Our office has a long-standing tradition of drawing together. From the plaster floor drawing we made of the Bishop Edward King Chapel, to the collective drawings for the “Losing Myself” installation at the Venice Biennale, the studio’s practice of collaborative draughtsmanship has always been a sociable activity, materialising our thoughts in a way that would not be possible individually. Starting from a roll of tracing paper, drawing together becomes the medium through which we relate and converse. During a recent online studio discussion on the relationship between memory and space, we started sketching our office as we remembered it. We drew it together with Niall using the Zoom Whiteboard whilst recounting memories of the space we once shared. The drawing started to become collaborative, as each colour represented a different person’s drawing. We realised that through using this technology, there was the opportunity to share our collective drawing tradition with a wider audience. We decided to host an interactive drawing session for our 100 Day Studio lecture, hoping to illustrate the sense of community through audience participation during this period of isolation.

The move to working through remote digital media has been an experiment for us on its own: how could we choreograph this drawing exercise with hundreds of participants communicating with each other in real time? After hosting a few digital drawing sessions in our studio, the importance of designing a framework that would produce a cohesive collective drawing while still allowing for individual creative expression became apparent. Since the lecture would be taking place on a Thursday and finishing in time for the weekly 8pm Clap for Carers event in the UK, our narrative recognised our shared lockdown experience and appreciation for our health workers.

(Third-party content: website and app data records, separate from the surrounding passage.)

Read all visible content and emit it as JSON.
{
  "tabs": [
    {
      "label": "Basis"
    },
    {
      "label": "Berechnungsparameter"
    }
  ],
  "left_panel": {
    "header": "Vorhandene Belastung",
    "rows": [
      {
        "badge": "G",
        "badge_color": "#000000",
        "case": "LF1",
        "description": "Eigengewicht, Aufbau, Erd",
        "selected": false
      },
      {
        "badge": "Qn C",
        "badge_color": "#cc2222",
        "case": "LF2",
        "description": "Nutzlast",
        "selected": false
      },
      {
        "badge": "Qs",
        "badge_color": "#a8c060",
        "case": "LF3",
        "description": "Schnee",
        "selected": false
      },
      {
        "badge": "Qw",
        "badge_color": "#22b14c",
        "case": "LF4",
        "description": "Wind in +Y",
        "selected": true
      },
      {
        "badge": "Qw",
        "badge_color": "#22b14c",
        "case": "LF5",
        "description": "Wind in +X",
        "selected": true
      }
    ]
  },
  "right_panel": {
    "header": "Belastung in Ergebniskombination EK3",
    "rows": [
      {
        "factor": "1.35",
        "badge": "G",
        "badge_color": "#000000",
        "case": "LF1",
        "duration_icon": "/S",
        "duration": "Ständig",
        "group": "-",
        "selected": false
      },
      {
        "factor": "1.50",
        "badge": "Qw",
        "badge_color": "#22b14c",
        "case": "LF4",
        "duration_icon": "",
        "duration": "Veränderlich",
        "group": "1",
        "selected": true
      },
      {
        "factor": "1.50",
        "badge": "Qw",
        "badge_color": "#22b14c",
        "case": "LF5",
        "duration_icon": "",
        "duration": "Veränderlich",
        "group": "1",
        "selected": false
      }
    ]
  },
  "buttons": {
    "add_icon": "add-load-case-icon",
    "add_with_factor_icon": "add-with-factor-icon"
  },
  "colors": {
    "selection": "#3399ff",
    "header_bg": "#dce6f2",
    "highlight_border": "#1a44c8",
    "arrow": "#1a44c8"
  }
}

There were around 300 people taking part in the collective drawing session, which was co-hosted by everyone from our studio. The participants were asked to draw their own house with themselves at a window. Then, they were asked to imagine putting on their shoes, go outside, and join one another in front of the house to clap for NHS and carers. They were invited to draw themselves hosting a street party in their neighbourhood when the lockdown is over. Very quickly, we saw each one of the whiteboards being filled with trees, flowers, picnic blankets and delicious pastries. The hosts then invited the audience to take a virtual walk down the street and design a public space together. It could be anything from a communal garden to a public swimming pool; from allotments to an athletics track; from a market to a pub, etc. It was great to talk about the variety of activities people looked forward to doing again.

It was a one hour event. The collective drawing took 25 minutes in 20 breakout whiteboard rooms. The final composition was assembled from 20 fragments in 25 minutes while Niall gave a talk. It was completed just in time for the weekly 8pm Clap for Carers event in the UK. The collective drawing was revealed alongside a soundtrack by the composer Kevin Polland, mixing our own clapping with live sounds coming in from the street. We recognise this particular beautiful assembly of sketches is just one of many possible outcomes, reflecting the unpredictability produced by the structure of this exercise. This drawing is not a finished artefact, but rather a never-ending work-in-progress. We look forward to weaving the next tapestry!